Prior to the passage of Brexit, there were two strong forces in the EU: Germany and Britain. But two strong forces were one too many.
In the last few years, globalism has been waning. The CIA even warned that the great challenge to nations great and small in our times is devolution. Nationalism was at the door of almost every state in Europe from Marine Le Pen’s France to the Visegrad group on Russia’s border. But the tide may have begun to turn, signaled by Norbert Hofer’s Freedom Party losing its race for president in Austria at the end of 2016 and Dutch nationalist Geert Wilders losing by a significant margin this March.
It seems now to hang on Marine Le Pen, first among Europe’s nationalists. But Emmanuel Macron and his grassroots “guerilla army” rises steadily against her in the polls. She has stopped mentioning President Donald Trump’s name in her speeches; possibly the first hundred days of the Trump presidency has taken the wind out of her sails.
Now, the other shoe might have dropped for the British. The Germans, the French, the Spaniards and the Italians may be coming to agree that they and the whole of the EU will be better off without Britain. An EU consisting of a “multispeed agreement” could instead bring forth a new Europe with the potential to become again like the old Europe; Europe before Hitler and the Kaiser; a Europe of Johann Sebastian Bach, Oswald Spengler, Abbess Hildegarde and Schopenhauer; a Europe before Gene Kelly danced the American victory dance, singing in the rain in the streets of Paris.
The price of the Pax Americana would be to have them do it our way. And if they got rid of the Brits, they would be getting rid of the Americans as well.
Europe might today take a lesson from another corner of the British Empire that started out with one too many bosses: The Rolling Stones. At the beginning, there were two leaders, Brian Jones, the group’s founder and leader, and Mick Jagger. Jones died on July 3, 1969. From a 2017 perspective, you might say that he died never to be heard from again as the group in the hands of Jagger and company became post-Beatles the greatest musical and possibly cultural force in the world and still draws a crowd.
So, Germany or Europe might likewise explode without the harping Brits and find their inner Jagger to lead them to heights yet imagined. There are endless stories like this in business partnerships, the arts and everywhere. When mentor, creative shaman or beloved ancestor passes or is driven out, the group in question explodes with creativity and finds its true destiny that had long remained hidden. Likely, an equal number crash and burn without the old leader. After Brexit, it could go either way.
Niall Ferguson, one of the most prominent public scholars, writes this weekend in the Times of London that this may be one of those times; the time when Shiva dances in an aureole of fire the dance of creation, destruction and wild thunder; the beginning of everything, the end of everything.

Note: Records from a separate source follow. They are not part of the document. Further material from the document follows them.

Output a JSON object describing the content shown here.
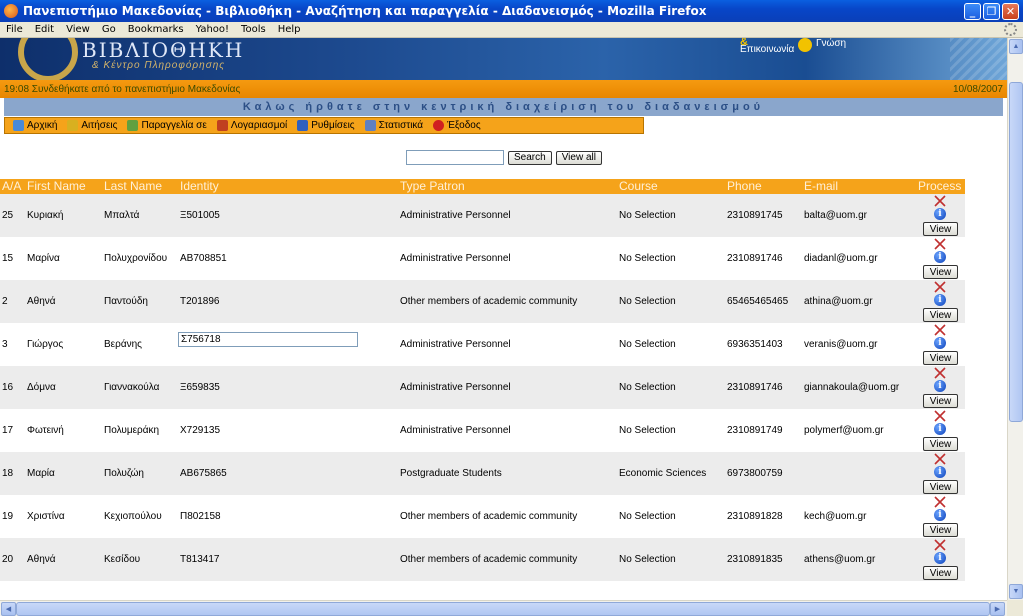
{
  "window": {
    "title": "Πανεπιστήμιο Μακεδονίας - Βιβλιοθήκη - Αναζήτηση και παραγγελία - Διαδανεισμός - Mozilla Firefox",
    "minimize": "_",
    "maximize": "❐",
    "close": "✕"
  },
  "menubar": [
    "File",
    "Edit",
    "View",
    "Go",
    "Bookmarks",
    "Yahoo!",
    "Tools",
    "Help"
  ],
  "banner": {
    "library_title": "ΒΙΒΛΙΟΘΗΚΗ",
    "library_subtitle": "& Κέντρο Πληροφόρησης",
    "tag_amp": "&",
    "tag_left": "Επικοινωνία",
    "tag_right": "Γνώση"
  },
  "status": {
    "login_text": "19:08 Συνδεθήκατε από το πανεπιστήμιο Μακεδονίας",
    "date": "10/08/2007"
  },
  "welcome_text": "Καλως ήρθατε στην κεντρική διαχείριση του διαδανεισμού",
  "nav": [
    {
      "label": "Αρχική",
      "color": "#4a8ad8"
    },
    {
      "label": "Αιτήσεις",
      "color": "#d8b020"
    },
    {
      "label": "Παραγγελία σε",
      "color": "#60a040"
    },
    {
      "label": "Λογαριασμοί",
      "color": "#c04020"
    },
    {
      "label": "Ρυθμίσεις",
      "color": "#3060c0"
    },
    {
      "label": "Στατιστικά",
      "color": "#6080c0"
    },
    {
      "label": "Έξοδος",
      "color": "#d02020"
    }
  ],
  "search": {
    "value": "",
    "search_label": "Search",
    "viewall_label": "View all"
  },
  "table": {
    "headers": {
      "aa": "A/A",
      "first": "First Name",
      "last": "Last Name",
      "identity": "Identity",
      "type": "Type Patron",
      "course": "Course",
      "phone": "Phone",
      "email": "E-mail",
      "process": "Process"
    },
    "view_label": "View",
    "rows": [
      {
        "aa": "25",
        "first": "Κυριακή",
        "last": "Μπαλτά",
        "identity": "Ξ501005",
        "type": "Administrative Personnel",
        "course": "No Selection",
        "phone": "2310891745",
        "email": "balta@uom.gr"
      },
      {
        "aa": "15",
        "first": "Μαρίνα",
        "last": "Πολυχρονίδου",
        "identity": "ΑΒ708851",
        "type": "Administrative Personnel",
        "course": "No Selection",
        "phone": "2310891746",
        "email": "diadanl@uom.gr"
      },
      {
        "aa": "2",
        "first": "Αθηνά",
        "last": "Παντούδη",
        "identity": "Τ201896",
        "type": "Other members of academic community",
        "course": "No Selection",
        "phone": "65465465465",
        "email": "athina@uom.gr"
      },
      {
        "aa": "3",
        "first": "Γιώργος",
        "last": "Βεράνης",
        "identity": "Σ756718",
        "type": "Administrative Personnel",
        "course": "No Selection",
        "phone": "6936351403",
        "email": "veranis@uom.gr"
      },
      {
        "aa": "16",
        "first": "Δόμνα",
        "last": "Γιαννακούλα",
        "identity": "Ξ659835",
        "type": "Administrative Personnel",
        "course": "No Selection",
        "phone": "2310891746",
        "email": "giannakoula@uom.gr"
      },
      {
        "aa": "17",
        "first": "Φωτεινή",
        "last": "Πολυμεράκη",
        "identity": "Χ729135",
        "type": "Administrative Personnel",
        "course": "No Selection",
        "phone": "2310891749",
        "email": "polymerf@uom.gr"
      },
      {
        "aa": "18",
        "first": "Μαρία",
        "last": "Πολυζώη",
        "identity": "ΑΒ675865",
        "type": "Postgraduate Students",
        "course": "Economic Sciences",
        "phone": "6973800759",
        "email": ""
      },
      {
        "aa": "19",
        "first": "Χριστίνα",
        "last": "Κεχιοπούλου",
        "identity": "Π802158",
        "type": "Other members of academic community",
        "course": "No Selection",
        "phone": "2310891828",
        "email": "kech@uom.gr"
      },
      {
        "aa": "20",
        "first": "Αθηνά",
        "last": "Κεσίδου",
        "identity": "Τ813417",
        "type": "Other members of academic community",
        "course": "No Selection",
        "phone": "2310891835",
        "email": "athens@uom.gr"
      }
    ]
  },
  "colors": {
    "accent_orange": "#f5a31a",
    "welcome_bar": "#8aa6cc",
    "titlebar_blue": "#0846c8"
  }
}
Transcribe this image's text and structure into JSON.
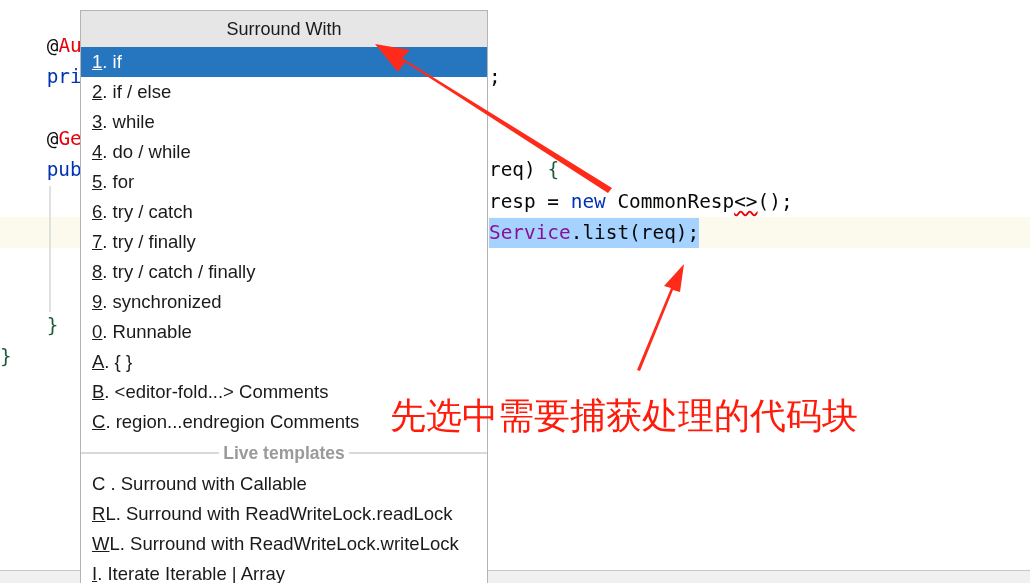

“Until now, nearly all the debate on Brexit has focused on what it means for the UK. But I begin to think the real significance of Brexit may be what it means for the EU,” he writes.
The break of Britain from the EU has been called a divorce, but Ferguson takes a different view because Brexit will be much more protracted and expensive than the worst imaginable divorce.
“‘Schism’ is in fact le mot juste for Brexit,” he says, recalling as it does the great division between western and eastern Christianity in 1054, as well as the period between 1378 and 1417 when there were rival popes in Rome and Avignon.
“Contrary to last year’s theory that Britain would be the first of many dominos to fall out of the EU, the precise opposite is happening. Contemplating Britain’s predicament, continental voters are backing away from full-blown secession from Europe. I predict there will be no Nexit, Frexit, Grexit or any other form of exit. Quite the opposite. For the EU is now freed from what has long been the principal obstacle to further integration: us.”
By “us” Ferguson presumably means Britain as he writes this for the London paper. But what about us, the Americans? Will we tag along with Britain as they hope we will in the escapist fantasy of Victorian nostalgia that is Brexit? Or are we bound to Europe?
Or do we just go alone and see where we land? That’s what we appear to be doing now and have freely chosen to do in the recent election. I’m not prepared to say that it was the wrong thing to do.
Bernie Quigley is a prize-winning writer who has worked more than 35 years as a book and magazine editor, political commentator and reviewer. For 20 years he has been an amateur farmer, raising Tunis sheep and organic vegetables. He lives in New Hampshire with his wife and four children.